Stored items from a collection:
Segment Open

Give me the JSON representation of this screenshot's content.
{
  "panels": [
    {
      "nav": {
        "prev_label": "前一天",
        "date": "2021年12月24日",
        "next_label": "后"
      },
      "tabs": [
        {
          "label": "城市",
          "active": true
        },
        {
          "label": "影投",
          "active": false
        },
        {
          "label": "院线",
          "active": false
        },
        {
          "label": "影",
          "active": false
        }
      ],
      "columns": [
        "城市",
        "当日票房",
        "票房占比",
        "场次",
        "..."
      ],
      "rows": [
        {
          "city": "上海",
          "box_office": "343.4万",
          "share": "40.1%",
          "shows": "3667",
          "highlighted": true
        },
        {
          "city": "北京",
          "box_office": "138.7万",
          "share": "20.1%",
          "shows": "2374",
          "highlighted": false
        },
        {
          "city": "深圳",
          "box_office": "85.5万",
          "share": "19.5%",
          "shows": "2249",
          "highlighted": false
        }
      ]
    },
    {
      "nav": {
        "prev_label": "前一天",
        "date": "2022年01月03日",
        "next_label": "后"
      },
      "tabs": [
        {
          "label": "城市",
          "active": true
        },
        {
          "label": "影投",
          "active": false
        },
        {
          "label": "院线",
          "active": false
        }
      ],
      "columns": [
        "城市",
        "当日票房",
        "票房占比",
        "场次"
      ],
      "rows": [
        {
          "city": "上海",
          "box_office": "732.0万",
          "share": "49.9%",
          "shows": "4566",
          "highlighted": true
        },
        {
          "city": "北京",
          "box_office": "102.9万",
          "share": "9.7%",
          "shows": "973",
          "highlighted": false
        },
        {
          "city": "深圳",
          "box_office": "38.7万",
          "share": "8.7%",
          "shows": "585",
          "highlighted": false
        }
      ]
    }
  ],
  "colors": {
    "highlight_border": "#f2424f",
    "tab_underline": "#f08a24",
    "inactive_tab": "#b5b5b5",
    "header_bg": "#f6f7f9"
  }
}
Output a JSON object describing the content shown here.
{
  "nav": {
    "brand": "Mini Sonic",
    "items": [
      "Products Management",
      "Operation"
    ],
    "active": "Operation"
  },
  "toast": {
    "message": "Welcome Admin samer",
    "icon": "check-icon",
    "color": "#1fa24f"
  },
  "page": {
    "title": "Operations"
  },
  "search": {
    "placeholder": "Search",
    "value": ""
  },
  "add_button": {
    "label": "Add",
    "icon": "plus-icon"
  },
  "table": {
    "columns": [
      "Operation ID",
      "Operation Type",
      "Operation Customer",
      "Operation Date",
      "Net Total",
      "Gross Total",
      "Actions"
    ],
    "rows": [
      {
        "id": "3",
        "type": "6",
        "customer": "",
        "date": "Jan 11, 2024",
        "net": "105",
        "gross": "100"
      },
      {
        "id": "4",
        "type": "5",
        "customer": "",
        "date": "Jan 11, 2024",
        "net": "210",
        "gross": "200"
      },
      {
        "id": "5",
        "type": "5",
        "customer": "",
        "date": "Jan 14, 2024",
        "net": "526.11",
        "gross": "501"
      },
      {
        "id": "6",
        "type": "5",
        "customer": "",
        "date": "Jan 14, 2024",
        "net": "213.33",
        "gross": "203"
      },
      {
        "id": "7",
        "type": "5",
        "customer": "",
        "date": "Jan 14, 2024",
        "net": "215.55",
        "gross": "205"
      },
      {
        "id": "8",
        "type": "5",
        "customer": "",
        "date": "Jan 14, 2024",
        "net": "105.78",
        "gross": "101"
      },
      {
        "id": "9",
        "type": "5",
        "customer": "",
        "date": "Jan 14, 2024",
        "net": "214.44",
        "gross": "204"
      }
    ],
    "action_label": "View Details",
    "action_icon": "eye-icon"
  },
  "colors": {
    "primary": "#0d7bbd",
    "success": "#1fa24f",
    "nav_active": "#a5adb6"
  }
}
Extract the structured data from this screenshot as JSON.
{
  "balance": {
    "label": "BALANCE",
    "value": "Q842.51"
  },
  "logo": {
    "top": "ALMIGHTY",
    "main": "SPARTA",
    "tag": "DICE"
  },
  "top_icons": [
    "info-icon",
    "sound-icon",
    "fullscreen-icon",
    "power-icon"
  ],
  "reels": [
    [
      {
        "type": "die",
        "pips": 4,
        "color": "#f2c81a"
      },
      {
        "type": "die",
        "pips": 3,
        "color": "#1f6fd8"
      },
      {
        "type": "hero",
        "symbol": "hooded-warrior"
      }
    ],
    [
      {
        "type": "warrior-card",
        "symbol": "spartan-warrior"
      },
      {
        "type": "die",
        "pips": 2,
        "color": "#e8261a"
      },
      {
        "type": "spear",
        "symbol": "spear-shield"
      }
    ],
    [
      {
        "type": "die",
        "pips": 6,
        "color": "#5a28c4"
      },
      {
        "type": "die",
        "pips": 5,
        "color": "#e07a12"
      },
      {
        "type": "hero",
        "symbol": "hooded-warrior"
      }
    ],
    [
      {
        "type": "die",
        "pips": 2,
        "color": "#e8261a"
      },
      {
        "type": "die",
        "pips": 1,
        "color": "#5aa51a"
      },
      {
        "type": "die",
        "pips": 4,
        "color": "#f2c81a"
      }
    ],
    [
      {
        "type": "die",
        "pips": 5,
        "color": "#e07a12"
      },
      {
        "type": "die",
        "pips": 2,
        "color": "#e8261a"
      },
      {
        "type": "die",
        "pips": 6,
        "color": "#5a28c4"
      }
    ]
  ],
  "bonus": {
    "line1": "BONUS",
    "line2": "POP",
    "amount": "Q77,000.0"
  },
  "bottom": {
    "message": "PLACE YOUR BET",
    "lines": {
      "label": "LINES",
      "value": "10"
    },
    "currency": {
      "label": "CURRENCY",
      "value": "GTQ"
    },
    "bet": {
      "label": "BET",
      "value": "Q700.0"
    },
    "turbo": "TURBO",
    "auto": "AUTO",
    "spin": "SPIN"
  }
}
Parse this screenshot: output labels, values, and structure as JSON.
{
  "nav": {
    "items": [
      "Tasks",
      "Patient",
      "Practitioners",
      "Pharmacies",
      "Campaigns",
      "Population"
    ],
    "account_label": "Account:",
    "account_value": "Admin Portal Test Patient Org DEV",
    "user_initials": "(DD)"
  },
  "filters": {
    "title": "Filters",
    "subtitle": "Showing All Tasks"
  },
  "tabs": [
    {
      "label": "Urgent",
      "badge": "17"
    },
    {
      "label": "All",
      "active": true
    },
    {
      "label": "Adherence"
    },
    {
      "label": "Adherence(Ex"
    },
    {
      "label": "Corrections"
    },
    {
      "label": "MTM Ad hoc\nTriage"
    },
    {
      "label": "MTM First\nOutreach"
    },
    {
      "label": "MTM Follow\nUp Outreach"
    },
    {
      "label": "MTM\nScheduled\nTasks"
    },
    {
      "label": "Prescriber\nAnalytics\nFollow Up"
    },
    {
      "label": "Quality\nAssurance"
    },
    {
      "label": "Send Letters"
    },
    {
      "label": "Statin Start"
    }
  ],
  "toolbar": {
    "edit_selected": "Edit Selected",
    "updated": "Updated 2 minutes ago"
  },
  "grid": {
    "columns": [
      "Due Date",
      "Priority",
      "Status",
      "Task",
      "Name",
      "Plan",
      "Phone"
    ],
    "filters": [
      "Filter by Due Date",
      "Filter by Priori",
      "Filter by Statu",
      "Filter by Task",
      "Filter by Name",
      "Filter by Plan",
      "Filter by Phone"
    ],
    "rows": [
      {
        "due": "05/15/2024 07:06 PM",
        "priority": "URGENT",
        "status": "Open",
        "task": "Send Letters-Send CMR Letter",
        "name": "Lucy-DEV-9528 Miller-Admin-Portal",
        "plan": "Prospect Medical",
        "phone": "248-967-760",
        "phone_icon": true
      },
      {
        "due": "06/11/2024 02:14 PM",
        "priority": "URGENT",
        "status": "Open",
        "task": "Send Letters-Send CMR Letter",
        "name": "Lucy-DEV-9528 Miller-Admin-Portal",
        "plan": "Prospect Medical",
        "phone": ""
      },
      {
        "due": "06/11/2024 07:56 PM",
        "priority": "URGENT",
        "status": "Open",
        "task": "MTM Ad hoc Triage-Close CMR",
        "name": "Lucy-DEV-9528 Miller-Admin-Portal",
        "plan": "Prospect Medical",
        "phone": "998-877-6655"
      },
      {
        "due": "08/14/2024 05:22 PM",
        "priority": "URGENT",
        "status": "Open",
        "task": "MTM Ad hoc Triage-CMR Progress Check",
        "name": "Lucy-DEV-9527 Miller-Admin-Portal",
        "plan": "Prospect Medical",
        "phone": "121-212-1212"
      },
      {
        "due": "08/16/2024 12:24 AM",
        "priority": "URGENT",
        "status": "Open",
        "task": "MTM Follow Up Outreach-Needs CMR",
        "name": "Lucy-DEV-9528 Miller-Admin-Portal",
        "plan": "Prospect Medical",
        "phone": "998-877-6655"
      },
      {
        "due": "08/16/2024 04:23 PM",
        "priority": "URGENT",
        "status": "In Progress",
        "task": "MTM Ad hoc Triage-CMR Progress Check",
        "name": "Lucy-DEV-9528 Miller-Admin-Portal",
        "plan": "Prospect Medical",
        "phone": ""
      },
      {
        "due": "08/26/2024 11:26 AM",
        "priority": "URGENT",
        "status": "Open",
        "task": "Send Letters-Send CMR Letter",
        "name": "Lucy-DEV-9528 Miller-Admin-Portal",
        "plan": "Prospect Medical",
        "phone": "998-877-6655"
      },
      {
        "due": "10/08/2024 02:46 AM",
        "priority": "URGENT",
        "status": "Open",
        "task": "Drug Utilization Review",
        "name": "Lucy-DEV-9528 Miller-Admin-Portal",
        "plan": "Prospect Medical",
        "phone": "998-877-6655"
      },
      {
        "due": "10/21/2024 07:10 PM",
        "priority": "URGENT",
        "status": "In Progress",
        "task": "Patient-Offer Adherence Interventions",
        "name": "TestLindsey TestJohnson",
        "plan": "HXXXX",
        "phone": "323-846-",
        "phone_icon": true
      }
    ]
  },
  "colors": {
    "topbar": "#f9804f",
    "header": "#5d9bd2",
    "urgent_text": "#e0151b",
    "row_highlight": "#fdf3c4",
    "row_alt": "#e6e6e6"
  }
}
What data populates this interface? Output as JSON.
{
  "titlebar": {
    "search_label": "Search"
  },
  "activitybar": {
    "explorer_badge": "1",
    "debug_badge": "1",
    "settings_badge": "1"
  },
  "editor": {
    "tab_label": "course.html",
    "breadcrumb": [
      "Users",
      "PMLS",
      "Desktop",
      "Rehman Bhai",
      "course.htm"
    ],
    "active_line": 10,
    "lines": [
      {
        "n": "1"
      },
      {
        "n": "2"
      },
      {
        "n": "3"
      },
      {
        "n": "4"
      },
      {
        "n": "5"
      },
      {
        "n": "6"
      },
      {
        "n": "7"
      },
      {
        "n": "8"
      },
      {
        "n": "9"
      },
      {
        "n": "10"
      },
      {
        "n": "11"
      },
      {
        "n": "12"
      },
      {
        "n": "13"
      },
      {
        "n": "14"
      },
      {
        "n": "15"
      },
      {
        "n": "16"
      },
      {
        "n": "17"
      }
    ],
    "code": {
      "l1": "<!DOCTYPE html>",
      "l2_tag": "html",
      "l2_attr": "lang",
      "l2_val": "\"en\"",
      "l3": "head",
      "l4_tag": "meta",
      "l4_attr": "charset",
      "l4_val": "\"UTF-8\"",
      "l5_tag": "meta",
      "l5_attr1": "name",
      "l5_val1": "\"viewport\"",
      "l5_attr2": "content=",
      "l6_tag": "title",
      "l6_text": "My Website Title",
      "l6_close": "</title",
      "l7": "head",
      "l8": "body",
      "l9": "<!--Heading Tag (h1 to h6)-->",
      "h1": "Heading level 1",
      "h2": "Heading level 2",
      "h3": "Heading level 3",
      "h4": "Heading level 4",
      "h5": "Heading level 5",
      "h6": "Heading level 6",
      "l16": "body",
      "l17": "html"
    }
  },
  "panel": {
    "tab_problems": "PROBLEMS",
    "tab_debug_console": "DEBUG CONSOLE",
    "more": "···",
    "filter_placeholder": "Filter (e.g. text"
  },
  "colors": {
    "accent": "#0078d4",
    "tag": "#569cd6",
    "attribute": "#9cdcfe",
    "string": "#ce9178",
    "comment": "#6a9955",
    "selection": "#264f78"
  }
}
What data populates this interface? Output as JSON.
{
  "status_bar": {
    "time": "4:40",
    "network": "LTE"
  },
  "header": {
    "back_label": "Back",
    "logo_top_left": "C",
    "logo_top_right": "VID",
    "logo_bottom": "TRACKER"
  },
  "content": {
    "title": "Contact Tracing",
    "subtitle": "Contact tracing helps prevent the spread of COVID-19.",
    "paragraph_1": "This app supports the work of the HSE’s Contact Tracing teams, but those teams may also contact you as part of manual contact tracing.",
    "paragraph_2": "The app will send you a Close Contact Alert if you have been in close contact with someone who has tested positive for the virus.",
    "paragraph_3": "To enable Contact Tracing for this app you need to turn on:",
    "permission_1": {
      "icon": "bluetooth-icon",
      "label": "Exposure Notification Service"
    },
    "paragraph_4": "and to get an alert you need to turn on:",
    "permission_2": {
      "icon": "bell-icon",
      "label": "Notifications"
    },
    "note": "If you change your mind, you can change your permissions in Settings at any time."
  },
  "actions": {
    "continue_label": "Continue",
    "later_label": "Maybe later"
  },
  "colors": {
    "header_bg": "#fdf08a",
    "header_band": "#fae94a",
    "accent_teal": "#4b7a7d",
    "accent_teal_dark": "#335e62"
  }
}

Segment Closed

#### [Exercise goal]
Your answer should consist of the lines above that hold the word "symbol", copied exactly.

#### [Output for this task]
        "symbol": "hooded-warrior"
        "symbol": "spartan-warrior"
        "symbol": "spear-shield"
        "symbol": "hooded-warrior"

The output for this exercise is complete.